__What the exercise asks__.
In full and unaltered, output the records below.

/---

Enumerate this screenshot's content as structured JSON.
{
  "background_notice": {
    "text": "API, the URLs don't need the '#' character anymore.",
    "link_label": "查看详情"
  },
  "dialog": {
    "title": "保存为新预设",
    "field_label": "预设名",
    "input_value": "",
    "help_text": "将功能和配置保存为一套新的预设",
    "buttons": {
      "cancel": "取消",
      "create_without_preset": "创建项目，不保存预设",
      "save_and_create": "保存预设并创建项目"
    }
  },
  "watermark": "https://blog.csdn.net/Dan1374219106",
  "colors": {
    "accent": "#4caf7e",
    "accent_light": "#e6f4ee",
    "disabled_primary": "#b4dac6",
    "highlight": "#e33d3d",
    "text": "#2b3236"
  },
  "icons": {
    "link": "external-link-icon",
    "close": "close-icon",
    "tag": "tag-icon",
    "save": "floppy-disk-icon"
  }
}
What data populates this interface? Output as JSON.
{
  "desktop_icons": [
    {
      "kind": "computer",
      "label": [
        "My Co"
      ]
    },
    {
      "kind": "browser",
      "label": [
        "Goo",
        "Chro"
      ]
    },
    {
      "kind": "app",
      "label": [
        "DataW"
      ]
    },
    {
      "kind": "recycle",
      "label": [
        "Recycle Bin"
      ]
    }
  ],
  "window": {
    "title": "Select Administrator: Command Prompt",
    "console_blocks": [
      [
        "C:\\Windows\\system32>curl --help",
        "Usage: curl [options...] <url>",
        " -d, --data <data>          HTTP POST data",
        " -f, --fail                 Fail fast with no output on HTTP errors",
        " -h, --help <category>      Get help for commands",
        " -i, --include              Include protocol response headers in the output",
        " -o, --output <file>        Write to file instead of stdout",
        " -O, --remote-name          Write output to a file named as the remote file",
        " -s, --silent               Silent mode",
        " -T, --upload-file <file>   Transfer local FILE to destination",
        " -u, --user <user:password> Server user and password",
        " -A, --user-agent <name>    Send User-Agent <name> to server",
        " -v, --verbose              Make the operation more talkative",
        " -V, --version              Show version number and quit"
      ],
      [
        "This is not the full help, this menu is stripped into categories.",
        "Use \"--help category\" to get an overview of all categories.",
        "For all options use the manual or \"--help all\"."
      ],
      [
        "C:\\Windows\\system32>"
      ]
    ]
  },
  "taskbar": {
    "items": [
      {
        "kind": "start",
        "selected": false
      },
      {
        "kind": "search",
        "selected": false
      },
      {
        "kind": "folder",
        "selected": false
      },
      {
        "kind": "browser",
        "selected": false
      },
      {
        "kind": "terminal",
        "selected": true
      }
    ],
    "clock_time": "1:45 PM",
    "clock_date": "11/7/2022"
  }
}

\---

__Response box__.
Enumerate this screenshot's content as structured JSON.
{
  "background_notice": {
    "text": "API, the URLs don't need the '#' character anymore.",
    "link_label": "查看详情"
  },
  "dialog": {
    "title": "保存为新预设",
    "field_label": "预设名",
    "input_value": "",
    "help_text": "将功能和配置保存为一套新的预设",
    "buttons": {
      "cancel": "取消",
      "create_without_preset": "创建项目，不保存预设",
      "save_and_create": "保存预设并创建项目"
    }
  },
  "watermark": "https://blog.csdn.net/Dan1374219106",
  "colors": {
    "accent": "#4caf7e",
    "accent_light": "#e6f4ee",
    "disabled_primary": "#b4dac6",
    "highlight": "#e33d3d",
    "text": "#2b3236"
  },
  "icons": {
    "link": "external-link-icon",
    "close": "close-icon",
    "tag": "tag-icon",
    "save": "floppy-disk-icon"
  }
}
What data populates this interface? Output as JSON.
{
  "desktop_icons": [
    {
      "kind": "computer",
      "label": [
        "My Co"
      ]
    },
    {
      "kind": "browser",
      "label": [
        "Goo",
        "Chro"
      ]
    },
    {
      "kind": "app",
      "label": [
        "DataW"
      ]
    },
    {
      "kind": "recycle",
      "label": [
        "Recycle Bin"
      ]
    }
  ],
  "window": {
    "title": "Select Administrator: Command Prompt",
    "console_blocks": [
      [
        "C:\\Windows\\system32>curl --help",
        "Usage: curl [options...] <url>",
        " -d, --data <data>          HTTP POST data",
        " -f, --fail                 Fail fast with no output on HTTP errors",
        " -h, --help <category>      Get help for commands",
        " -i, --include              Include protocol response headers in the output",
        " -o, --output <file>        Write to file instead of stdout",
        " -O, --remote-name          Write output to a file named as the remote file",
        " -s, --silent               Silent mode",
        " -T, --upload-file <file>   Transfer local FILE to destination",
        " -u, --user <user:password> Server user and password",
        " -A, --user-agent <name>    Send User-Agent <name> to server",
        " -v, --verbose              Make the operation more talkative",
        " -V, --version              Show version number and quit"
      ],
      [
        "This is not the full help, this menu is stripped into categories.",
        "Use \"--help category\" to get an overview of all categories.",
        "For all options use the manual or \"--help all\"."
      ],
      [
        "C:\\Windows\\system32>"
      ]
    ]
  },
  "taskbar": {
    "items": [
      {
        "kind": "start",
        "selected": false
      },
      {
        "kind": "search",
        "selected": false
      },
      {
        "kind": "folder",
        "selected": false
      },
      {
        "kind": "browser",
        "selected": false
      },
      {
        "kind": "terminal",
        "selected": true
      }
    ],
    "clock_time": "1:45 PM",
    "clock_date": "11/7/2022"
  }
}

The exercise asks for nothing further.